Data records for software interfaces
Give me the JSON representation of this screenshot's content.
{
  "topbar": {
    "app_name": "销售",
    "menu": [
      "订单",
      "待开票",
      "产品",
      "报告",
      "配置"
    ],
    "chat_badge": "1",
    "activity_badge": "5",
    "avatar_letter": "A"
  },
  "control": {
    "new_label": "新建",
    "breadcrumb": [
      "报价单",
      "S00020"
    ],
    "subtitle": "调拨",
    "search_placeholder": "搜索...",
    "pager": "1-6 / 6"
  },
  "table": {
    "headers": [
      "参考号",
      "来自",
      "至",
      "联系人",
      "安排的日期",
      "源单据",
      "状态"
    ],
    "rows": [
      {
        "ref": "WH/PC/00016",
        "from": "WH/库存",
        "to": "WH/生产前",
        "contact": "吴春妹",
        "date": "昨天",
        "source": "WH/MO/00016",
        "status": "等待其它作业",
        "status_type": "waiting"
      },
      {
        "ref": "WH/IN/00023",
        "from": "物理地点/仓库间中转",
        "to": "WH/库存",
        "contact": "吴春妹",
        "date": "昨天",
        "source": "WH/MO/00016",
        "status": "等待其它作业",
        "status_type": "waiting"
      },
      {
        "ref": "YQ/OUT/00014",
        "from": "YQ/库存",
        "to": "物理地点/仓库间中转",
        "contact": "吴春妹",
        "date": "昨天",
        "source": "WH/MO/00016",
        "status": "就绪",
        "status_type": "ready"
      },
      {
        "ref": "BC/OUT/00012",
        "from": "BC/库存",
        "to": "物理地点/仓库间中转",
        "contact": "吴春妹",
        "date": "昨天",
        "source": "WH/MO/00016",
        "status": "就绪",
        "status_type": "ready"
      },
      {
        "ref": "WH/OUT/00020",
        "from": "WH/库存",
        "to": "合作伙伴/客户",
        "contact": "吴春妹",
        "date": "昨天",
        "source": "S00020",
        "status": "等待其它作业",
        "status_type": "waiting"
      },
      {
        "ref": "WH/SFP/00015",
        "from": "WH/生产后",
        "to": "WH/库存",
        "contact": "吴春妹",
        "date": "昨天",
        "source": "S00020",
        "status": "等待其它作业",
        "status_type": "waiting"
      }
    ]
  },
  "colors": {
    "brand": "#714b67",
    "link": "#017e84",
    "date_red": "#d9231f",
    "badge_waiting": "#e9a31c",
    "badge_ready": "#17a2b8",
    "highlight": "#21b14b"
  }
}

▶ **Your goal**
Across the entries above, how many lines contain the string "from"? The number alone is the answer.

▶ **Reply to the task**
6